Activity:
With the entries below as the source, tally the lines that contain the string "JSON" and give the number only.

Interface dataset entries
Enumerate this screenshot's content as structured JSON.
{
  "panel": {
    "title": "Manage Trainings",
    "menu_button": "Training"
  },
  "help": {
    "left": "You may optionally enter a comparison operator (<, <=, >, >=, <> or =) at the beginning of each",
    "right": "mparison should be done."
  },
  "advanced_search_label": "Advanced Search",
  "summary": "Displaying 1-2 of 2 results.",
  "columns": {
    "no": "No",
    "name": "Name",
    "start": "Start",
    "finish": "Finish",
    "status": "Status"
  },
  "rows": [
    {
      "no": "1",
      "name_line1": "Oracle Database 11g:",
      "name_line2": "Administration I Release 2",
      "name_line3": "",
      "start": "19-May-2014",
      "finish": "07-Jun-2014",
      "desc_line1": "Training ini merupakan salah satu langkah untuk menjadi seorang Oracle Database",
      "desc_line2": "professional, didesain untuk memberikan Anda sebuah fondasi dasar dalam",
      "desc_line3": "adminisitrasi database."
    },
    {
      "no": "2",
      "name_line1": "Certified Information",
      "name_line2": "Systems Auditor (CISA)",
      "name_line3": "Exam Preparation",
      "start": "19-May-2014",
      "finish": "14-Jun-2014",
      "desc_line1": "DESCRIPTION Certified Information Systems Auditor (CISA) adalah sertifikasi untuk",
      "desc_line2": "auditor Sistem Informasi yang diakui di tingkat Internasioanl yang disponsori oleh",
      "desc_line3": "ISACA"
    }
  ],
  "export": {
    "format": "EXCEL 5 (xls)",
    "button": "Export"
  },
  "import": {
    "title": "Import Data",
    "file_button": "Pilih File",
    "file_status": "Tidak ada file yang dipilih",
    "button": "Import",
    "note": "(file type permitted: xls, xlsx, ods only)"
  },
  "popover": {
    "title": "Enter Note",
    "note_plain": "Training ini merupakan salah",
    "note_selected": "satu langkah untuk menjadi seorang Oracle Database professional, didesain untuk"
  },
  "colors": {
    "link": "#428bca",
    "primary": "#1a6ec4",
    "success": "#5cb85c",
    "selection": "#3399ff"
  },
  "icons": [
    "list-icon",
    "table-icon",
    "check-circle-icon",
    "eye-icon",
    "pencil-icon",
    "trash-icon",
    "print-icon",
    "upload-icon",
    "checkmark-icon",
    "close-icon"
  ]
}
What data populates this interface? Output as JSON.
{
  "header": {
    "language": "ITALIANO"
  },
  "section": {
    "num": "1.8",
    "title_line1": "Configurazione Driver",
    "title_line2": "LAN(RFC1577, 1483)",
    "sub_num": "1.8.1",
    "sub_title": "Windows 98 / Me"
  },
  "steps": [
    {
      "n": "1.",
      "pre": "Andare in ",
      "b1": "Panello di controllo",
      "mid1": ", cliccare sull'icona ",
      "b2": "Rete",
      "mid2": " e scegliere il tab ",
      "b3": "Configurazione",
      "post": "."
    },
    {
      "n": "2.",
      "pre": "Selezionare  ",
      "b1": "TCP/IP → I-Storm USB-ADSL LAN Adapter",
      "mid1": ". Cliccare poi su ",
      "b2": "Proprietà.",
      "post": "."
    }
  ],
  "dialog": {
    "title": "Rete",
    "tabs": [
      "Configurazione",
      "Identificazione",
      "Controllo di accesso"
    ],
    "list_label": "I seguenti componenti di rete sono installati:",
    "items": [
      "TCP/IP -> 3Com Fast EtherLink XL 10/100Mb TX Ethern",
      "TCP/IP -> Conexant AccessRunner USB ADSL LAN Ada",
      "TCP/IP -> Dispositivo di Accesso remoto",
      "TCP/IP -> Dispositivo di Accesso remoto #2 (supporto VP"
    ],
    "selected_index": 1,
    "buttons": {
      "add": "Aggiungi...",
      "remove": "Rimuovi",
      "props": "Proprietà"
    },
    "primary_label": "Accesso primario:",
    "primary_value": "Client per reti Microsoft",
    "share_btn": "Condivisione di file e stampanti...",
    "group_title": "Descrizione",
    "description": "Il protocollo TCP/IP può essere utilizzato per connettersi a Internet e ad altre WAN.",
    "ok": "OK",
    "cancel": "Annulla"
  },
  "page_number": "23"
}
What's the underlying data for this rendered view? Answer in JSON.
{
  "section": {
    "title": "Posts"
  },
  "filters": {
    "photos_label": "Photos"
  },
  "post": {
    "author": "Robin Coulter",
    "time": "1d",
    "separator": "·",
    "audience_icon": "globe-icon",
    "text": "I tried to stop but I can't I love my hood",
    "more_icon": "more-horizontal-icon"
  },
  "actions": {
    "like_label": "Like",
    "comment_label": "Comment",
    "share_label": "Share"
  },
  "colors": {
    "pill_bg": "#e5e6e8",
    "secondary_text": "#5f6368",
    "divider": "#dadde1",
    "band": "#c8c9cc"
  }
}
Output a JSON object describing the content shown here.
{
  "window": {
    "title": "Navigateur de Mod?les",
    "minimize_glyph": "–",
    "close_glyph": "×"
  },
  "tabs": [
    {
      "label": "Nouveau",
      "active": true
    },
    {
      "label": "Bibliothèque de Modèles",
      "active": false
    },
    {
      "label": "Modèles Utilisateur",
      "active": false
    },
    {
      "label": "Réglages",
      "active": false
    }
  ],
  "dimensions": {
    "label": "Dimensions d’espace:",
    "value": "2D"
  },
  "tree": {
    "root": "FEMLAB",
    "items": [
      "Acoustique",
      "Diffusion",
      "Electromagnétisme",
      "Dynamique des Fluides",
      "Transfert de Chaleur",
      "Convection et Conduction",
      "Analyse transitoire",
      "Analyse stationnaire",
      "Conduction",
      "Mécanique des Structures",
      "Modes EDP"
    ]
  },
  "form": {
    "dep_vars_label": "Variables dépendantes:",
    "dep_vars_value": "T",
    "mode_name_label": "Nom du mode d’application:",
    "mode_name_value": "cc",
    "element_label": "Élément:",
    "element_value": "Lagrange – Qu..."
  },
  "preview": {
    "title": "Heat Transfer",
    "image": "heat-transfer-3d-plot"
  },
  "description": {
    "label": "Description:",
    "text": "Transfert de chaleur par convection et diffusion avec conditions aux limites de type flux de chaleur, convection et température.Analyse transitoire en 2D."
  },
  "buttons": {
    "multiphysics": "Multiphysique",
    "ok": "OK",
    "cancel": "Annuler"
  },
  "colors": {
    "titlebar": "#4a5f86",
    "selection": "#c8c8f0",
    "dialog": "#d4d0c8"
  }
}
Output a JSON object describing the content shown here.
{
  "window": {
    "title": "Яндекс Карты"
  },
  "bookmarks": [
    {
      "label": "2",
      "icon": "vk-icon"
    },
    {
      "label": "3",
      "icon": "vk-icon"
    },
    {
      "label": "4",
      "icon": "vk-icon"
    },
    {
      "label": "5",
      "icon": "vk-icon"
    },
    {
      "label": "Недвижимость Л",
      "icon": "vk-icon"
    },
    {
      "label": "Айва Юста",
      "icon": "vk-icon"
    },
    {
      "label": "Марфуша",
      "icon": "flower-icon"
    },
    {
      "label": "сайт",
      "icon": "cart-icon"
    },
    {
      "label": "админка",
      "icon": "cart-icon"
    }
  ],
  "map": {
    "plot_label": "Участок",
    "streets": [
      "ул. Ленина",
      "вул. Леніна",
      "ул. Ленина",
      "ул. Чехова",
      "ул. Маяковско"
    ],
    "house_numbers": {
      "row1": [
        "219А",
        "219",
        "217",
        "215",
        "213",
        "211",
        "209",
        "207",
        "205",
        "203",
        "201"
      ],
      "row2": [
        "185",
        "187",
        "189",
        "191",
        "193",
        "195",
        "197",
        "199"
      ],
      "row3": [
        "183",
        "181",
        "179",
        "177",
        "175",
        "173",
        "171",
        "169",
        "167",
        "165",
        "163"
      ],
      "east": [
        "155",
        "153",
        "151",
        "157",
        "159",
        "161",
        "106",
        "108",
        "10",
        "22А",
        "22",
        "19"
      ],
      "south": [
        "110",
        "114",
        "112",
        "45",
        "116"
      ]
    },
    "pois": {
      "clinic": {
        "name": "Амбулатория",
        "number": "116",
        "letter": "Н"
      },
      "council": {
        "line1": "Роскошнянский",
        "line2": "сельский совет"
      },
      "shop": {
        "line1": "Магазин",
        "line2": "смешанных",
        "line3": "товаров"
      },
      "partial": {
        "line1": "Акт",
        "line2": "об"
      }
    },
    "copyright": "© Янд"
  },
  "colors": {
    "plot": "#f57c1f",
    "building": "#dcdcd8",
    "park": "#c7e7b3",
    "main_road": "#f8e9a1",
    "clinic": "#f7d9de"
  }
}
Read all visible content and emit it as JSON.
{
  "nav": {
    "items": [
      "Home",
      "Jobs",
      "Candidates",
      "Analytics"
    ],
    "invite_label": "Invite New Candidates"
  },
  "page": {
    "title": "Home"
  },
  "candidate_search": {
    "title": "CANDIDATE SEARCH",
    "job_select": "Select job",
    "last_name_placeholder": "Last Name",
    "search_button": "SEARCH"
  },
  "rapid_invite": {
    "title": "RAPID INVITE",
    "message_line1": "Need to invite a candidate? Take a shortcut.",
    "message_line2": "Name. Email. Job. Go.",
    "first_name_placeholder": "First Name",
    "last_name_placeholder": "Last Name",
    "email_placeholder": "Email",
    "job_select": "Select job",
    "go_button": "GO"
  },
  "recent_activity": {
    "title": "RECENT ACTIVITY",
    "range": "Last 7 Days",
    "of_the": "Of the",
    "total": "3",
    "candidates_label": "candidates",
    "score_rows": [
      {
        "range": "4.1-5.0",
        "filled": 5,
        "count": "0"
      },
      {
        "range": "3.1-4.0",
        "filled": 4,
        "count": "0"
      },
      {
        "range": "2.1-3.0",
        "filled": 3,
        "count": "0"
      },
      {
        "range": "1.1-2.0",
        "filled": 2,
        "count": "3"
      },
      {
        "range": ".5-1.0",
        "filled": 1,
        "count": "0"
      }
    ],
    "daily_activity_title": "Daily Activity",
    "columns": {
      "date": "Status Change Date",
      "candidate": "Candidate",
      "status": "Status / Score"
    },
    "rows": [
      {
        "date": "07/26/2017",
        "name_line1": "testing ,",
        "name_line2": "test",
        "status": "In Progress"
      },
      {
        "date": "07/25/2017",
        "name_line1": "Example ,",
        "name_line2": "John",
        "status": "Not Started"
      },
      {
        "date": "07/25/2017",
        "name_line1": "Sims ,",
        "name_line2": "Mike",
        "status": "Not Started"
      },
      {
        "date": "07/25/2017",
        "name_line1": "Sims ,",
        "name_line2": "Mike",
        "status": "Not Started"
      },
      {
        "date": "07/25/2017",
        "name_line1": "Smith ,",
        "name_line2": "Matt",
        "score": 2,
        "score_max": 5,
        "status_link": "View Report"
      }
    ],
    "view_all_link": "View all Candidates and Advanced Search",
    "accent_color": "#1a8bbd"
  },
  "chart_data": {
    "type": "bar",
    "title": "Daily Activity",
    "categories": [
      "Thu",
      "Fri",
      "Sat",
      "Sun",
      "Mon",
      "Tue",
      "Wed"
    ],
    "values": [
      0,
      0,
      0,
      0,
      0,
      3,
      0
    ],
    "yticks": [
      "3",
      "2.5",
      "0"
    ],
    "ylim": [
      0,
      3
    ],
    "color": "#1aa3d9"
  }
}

Answer:
6